Despite being vastly outnumbered in both chambers of the Texas Legislature, Democrats are still trying to push gun control measures this year. One bill up for debate this week in the Texas House is House Bill 866, sponsored by Rep. Joe Moody (D-El Paso). HB 866 would allow restrictions on the gun rights of anyone who is the subject of a "lethal violence protective order." Such an order could be issued based on petitioning from any family or household member who feels the person is a threat to themselves or others. The subject of the order could then be forced to give up their firearms without any hearing or due process.
The Texas State Rifle Association (TSRA) has been in Austin fighting against HB 866. Doug Dubois, TSRA executive director, says HB 66 is remarkably selective in what it seeks to deny those deemed "dangerous." "The only item that is being addressed is a firearm...it doesn't address medications, or knives, or any other lethal device that someone could use for harming themselves," he says. "So we're concerned about the overreach in the bill and the lack of reach in some other areas."
Dubois tells KTRH that Texas already has laws governing protective orders and keeping lethal weapons away from dangerous individuals, but those laws contain due process provisions that must be followed before someone can be deprived of their Second Amendment rights. "There is no real reason for HB 866," he says.

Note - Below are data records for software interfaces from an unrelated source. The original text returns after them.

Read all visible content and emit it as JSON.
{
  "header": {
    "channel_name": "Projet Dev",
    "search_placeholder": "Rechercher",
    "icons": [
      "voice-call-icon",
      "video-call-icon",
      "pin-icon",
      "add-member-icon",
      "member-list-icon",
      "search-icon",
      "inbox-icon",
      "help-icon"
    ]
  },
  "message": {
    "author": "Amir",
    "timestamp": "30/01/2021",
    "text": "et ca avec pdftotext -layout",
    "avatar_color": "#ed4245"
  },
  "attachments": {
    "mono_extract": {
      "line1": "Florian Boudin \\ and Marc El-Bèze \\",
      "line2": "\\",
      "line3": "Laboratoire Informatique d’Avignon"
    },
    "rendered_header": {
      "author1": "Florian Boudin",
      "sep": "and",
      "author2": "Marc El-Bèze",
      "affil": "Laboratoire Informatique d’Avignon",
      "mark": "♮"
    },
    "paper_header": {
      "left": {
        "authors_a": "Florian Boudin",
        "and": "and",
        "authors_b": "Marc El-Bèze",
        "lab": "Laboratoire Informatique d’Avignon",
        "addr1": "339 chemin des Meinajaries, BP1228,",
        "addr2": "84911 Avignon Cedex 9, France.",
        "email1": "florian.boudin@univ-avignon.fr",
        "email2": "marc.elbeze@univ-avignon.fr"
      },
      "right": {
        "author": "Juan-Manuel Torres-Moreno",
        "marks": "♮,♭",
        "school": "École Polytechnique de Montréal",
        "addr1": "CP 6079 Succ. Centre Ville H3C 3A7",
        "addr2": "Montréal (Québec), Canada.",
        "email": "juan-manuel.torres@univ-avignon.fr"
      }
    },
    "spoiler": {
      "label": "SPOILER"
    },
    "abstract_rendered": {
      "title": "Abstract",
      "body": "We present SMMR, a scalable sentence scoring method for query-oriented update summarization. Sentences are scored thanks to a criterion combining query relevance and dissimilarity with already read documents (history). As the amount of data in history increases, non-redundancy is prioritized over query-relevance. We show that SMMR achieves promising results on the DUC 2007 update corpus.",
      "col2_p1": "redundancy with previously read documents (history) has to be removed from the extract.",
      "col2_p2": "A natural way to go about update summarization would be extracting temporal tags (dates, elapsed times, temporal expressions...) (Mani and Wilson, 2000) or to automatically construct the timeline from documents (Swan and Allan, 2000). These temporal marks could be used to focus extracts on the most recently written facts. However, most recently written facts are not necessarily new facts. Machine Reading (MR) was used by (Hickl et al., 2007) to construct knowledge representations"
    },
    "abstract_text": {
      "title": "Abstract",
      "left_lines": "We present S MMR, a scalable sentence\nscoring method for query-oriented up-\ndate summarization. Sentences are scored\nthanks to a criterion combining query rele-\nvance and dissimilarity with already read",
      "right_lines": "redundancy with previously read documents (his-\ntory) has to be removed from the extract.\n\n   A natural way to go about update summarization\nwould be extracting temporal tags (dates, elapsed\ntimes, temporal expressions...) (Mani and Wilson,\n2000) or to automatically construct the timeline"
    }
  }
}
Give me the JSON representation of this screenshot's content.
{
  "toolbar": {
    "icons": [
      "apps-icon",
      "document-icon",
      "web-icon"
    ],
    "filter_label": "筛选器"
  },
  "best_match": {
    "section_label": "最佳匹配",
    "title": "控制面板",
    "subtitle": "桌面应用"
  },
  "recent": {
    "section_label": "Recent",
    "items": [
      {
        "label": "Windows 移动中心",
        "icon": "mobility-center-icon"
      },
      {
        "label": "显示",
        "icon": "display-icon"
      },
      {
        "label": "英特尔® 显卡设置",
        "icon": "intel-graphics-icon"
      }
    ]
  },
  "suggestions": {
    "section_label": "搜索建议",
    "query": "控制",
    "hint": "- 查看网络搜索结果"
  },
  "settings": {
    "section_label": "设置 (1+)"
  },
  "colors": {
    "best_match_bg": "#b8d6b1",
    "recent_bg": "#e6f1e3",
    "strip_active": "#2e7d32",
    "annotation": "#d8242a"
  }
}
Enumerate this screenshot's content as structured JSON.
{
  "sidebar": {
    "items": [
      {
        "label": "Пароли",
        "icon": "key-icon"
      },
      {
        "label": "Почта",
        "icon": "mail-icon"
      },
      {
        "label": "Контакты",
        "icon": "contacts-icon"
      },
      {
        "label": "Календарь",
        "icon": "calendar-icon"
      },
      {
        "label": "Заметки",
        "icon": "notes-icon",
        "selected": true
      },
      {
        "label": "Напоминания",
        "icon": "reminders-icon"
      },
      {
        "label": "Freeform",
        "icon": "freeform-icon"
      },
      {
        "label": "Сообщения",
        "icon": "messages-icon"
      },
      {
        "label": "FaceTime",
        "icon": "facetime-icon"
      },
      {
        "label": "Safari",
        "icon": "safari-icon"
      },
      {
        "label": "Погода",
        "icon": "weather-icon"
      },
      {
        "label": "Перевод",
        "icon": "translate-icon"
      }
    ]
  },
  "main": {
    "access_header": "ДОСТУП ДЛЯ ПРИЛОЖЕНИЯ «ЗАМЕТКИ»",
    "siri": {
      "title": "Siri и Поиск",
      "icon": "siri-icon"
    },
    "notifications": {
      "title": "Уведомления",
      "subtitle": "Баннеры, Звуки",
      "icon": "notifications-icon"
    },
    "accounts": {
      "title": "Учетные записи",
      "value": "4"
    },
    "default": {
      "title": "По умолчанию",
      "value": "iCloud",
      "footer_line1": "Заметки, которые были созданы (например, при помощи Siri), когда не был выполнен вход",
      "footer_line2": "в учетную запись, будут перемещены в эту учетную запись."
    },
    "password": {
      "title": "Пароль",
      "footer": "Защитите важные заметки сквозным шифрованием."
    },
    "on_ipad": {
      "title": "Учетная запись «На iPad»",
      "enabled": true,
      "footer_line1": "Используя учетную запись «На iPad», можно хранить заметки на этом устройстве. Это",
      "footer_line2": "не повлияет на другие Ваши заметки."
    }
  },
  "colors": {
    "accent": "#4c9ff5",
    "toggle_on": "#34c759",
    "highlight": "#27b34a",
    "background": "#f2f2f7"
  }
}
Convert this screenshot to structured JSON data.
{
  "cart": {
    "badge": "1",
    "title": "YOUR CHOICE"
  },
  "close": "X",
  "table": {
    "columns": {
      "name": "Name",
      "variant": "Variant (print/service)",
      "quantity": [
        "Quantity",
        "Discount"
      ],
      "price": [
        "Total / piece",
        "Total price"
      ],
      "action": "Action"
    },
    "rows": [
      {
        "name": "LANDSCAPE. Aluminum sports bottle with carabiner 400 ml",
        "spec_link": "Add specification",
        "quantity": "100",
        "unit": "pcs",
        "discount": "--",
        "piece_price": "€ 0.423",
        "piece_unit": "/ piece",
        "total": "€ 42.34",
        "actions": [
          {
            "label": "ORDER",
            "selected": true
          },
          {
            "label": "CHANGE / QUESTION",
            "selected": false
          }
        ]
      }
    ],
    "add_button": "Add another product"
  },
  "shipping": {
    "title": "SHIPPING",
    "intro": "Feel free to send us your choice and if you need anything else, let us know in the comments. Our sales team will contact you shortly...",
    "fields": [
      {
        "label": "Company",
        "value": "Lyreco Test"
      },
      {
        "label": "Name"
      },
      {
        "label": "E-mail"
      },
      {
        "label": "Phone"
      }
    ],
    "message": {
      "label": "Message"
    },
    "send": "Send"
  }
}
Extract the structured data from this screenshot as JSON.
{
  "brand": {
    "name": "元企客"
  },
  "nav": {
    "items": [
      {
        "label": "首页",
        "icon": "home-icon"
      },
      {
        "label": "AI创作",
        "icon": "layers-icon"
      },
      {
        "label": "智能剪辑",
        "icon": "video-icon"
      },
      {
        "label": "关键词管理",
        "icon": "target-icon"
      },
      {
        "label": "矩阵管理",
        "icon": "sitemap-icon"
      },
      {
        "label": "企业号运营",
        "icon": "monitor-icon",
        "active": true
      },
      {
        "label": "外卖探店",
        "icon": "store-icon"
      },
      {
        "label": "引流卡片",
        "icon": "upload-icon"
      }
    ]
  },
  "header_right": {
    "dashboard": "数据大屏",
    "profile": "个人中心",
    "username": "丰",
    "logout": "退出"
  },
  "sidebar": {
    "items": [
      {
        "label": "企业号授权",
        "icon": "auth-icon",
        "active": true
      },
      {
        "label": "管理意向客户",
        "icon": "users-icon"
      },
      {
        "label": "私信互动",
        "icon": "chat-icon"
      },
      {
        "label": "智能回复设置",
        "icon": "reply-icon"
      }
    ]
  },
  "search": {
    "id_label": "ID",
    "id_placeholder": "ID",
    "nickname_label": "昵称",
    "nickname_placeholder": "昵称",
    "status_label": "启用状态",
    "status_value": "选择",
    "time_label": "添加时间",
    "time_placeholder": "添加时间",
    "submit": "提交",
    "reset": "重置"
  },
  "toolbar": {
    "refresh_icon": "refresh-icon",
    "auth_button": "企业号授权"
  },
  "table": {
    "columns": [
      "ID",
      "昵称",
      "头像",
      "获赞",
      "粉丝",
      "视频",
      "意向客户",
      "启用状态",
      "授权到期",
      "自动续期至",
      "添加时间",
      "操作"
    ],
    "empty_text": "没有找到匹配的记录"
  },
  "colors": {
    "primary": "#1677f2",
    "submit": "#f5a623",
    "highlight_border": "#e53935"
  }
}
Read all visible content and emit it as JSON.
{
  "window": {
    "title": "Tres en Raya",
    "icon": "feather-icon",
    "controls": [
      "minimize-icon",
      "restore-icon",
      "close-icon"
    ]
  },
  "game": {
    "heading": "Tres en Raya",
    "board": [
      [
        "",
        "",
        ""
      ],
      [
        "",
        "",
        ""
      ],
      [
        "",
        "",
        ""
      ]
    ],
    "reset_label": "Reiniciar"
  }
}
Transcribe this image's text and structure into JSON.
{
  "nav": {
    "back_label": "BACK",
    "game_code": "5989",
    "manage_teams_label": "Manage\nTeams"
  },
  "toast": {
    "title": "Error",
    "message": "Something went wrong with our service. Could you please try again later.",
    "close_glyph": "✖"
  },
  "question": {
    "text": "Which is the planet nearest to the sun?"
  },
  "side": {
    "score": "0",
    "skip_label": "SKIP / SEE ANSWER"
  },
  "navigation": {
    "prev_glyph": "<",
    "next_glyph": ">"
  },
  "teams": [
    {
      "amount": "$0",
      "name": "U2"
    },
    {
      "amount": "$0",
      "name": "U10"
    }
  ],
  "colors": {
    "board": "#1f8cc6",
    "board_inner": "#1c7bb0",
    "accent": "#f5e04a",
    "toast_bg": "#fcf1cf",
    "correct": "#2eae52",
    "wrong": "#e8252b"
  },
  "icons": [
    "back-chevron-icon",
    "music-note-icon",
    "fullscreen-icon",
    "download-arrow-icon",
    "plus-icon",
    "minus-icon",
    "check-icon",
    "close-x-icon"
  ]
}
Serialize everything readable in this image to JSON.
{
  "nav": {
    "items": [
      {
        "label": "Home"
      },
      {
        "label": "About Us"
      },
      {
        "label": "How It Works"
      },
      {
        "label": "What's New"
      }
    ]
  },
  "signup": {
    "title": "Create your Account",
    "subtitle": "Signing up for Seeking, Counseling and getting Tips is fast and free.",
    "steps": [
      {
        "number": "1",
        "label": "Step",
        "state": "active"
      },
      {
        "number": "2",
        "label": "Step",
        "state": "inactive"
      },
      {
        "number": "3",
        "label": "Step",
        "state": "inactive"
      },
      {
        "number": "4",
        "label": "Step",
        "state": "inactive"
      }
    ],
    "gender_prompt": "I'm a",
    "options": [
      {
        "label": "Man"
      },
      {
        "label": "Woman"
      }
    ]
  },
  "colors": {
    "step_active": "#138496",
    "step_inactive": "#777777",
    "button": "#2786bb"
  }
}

Part of ensuring that due process is making sure that proper judgment is used in deeming individuals dangerous or threatening enough to deny them certain rights. "When you're talking about the mental health acuity of an individual, is that up to a family member to make that call or is that up to a professional to make that call," says Dubois. "I think what we are asking for, is for the intervention of a mental health professional to make that evaluation."